(App and web page records)
┌──

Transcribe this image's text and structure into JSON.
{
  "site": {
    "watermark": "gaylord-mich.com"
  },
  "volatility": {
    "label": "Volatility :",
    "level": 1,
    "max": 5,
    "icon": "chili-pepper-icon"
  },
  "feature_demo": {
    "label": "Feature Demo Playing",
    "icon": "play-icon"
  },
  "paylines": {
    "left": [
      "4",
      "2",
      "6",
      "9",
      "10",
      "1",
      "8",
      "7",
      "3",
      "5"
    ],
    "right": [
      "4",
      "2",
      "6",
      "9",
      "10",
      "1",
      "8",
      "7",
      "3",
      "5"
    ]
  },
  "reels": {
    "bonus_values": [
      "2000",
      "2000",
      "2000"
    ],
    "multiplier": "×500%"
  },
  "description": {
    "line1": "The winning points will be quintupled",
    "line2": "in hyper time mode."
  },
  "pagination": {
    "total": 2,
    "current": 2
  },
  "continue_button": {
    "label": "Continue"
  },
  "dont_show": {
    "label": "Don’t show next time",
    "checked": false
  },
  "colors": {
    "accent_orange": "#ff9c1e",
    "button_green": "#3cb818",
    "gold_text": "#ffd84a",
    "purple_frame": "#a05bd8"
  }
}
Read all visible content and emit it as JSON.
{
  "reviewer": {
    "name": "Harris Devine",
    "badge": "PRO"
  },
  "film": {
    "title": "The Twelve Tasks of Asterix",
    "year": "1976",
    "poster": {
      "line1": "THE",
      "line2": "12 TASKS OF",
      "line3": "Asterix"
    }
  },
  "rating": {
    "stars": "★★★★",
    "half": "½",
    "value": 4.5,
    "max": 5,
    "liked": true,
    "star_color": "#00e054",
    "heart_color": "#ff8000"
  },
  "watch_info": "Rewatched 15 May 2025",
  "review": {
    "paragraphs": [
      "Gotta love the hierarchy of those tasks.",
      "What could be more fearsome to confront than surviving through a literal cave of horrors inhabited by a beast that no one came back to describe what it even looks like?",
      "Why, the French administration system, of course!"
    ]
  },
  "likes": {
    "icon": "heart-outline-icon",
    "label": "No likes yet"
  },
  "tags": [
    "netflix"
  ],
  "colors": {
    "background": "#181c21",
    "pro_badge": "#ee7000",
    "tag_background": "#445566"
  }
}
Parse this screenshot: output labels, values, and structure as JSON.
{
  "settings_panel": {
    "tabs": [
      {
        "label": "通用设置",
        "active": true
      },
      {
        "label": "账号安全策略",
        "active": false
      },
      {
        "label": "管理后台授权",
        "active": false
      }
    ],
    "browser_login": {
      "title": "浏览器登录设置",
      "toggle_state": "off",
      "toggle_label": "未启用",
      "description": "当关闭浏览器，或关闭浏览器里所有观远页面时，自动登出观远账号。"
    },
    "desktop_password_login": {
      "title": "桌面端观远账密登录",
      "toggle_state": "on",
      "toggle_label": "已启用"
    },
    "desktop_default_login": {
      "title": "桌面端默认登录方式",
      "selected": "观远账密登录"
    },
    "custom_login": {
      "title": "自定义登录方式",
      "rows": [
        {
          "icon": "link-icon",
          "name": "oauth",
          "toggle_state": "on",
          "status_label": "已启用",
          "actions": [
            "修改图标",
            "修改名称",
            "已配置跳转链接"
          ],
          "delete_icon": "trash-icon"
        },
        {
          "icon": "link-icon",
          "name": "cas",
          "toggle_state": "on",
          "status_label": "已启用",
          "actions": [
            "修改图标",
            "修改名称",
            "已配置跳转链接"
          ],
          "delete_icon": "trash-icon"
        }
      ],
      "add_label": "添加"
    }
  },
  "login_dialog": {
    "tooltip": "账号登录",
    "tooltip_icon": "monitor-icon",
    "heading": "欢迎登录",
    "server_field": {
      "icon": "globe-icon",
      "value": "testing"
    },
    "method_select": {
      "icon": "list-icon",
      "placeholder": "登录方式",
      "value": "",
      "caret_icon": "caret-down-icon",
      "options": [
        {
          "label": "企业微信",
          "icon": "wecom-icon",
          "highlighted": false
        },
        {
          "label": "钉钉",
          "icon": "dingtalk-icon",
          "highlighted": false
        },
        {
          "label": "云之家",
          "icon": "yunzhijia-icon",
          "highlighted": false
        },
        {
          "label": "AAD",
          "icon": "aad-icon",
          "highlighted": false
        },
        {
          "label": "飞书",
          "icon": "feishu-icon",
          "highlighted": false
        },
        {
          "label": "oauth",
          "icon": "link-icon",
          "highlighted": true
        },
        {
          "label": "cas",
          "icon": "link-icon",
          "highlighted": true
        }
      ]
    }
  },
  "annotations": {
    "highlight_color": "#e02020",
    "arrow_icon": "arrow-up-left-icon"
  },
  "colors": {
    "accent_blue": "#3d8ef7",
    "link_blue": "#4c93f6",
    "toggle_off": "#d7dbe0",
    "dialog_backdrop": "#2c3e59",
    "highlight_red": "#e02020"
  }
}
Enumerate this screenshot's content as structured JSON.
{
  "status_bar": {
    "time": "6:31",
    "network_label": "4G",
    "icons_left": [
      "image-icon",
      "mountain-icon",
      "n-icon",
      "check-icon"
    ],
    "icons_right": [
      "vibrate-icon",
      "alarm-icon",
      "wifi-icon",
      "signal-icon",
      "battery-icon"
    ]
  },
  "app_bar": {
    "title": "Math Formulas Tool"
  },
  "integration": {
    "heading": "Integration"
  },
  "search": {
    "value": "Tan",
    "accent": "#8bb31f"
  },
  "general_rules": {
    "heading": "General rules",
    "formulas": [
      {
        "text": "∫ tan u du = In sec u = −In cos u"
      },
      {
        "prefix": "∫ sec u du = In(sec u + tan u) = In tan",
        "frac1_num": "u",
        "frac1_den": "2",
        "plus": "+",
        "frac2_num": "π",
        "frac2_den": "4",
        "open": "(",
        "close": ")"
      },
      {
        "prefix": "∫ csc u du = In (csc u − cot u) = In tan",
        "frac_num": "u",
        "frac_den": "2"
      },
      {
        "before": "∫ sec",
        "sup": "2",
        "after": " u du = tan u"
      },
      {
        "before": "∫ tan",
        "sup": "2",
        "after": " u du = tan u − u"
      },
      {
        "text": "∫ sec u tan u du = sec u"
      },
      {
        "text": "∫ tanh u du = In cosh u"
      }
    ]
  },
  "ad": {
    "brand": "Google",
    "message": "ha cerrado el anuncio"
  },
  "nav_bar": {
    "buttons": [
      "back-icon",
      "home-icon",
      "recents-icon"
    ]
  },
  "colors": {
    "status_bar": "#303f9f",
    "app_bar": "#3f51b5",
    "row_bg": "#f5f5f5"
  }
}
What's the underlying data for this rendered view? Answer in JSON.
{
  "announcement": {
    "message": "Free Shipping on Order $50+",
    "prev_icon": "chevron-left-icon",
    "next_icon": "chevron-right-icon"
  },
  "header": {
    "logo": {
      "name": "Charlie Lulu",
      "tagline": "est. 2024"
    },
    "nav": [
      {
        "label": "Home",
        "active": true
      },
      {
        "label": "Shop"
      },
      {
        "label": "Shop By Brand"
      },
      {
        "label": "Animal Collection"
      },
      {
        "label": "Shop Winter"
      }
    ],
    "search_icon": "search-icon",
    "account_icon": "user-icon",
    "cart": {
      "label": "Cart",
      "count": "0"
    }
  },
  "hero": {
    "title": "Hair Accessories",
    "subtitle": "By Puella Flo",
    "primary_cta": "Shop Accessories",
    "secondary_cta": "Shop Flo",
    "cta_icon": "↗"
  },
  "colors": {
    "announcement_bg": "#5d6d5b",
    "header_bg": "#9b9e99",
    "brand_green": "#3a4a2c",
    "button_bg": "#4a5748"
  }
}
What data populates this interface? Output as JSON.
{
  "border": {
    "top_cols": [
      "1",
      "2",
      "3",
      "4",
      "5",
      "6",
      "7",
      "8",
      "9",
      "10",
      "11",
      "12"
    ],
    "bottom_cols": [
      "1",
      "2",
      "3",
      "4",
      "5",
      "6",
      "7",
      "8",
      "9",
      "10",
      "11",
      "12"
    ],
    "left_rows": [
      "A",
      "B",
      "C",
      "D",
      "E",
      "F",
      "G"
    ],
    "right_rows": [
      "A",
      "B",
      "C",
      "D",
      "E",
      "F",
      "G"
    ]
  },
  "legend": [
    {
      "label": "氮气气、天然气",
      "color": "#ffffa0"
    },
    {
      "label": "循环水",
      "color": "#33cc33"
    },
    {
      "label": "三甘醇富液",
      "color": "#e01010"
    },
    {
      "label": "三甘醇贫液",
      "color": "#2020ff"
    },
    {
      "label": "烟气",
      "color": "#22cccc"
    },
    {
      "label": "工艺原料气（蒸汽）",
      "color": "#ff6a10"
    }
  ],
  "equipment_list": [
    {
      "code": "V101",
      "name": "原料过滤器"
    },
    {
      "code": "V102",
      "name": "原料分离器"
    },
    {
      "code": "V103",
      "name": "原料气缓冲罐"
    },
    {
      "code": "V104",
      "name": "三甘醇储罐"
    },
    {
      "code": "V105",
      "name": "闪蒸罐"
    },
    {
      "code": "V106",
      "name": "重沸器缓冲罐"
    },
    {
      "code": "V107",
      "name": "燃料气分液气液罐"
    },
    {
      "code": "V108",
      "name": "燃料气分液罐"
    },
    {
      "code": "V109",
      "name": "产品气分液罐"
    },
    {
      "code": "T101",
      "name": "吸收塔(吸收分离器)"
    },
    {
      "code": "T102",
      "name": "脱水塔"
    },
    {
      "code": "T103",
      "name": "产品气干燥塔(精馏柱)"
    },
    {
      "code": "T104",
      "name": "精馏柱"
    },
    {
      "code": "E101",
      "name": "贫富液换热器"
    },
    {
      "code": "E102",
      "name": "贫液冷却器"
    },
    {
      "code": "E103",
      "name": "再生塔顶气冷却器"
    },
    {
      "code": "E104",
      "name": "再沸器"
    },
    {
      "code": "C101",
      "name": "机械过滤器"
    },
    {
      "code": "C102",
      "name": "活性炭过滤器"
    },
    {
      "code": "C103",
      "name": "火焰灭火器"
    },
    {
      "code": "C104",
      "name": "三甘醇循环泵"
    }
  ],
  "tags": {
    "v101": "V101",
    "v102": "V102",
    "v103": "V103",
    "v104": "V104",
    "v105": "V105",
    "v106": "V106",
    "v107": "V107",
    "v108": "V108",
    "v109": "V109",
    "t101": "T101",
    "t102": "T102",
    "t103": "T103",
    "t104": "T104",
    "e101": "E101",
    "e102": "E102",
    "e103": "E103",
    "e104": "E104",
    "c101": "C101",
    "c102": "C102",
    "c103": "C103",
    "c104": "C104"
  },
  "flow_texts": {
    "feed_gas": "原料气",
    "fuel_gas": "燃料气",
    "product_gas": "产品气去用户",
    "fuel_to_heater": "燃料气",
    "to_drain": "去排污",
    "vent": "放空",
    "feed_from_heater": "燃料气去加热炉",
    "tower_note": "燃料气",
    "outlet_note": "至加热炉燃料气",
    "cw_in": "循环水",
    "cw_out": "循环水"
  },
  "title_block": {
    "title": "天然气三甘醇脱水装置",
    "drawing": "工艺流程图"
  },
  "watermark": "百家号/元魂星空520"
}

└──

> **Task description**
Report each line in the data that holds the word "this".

> **Exercise output**
Transcribe this image's text and structure into JSON.
Parse this screenshot: output labels, values, and structure as JSON.
Enumerate this screenshot's content as structured JSON.
What's the underlying data for this rendered view? Answer in JSON.
What data populates this interface? Output as JSON.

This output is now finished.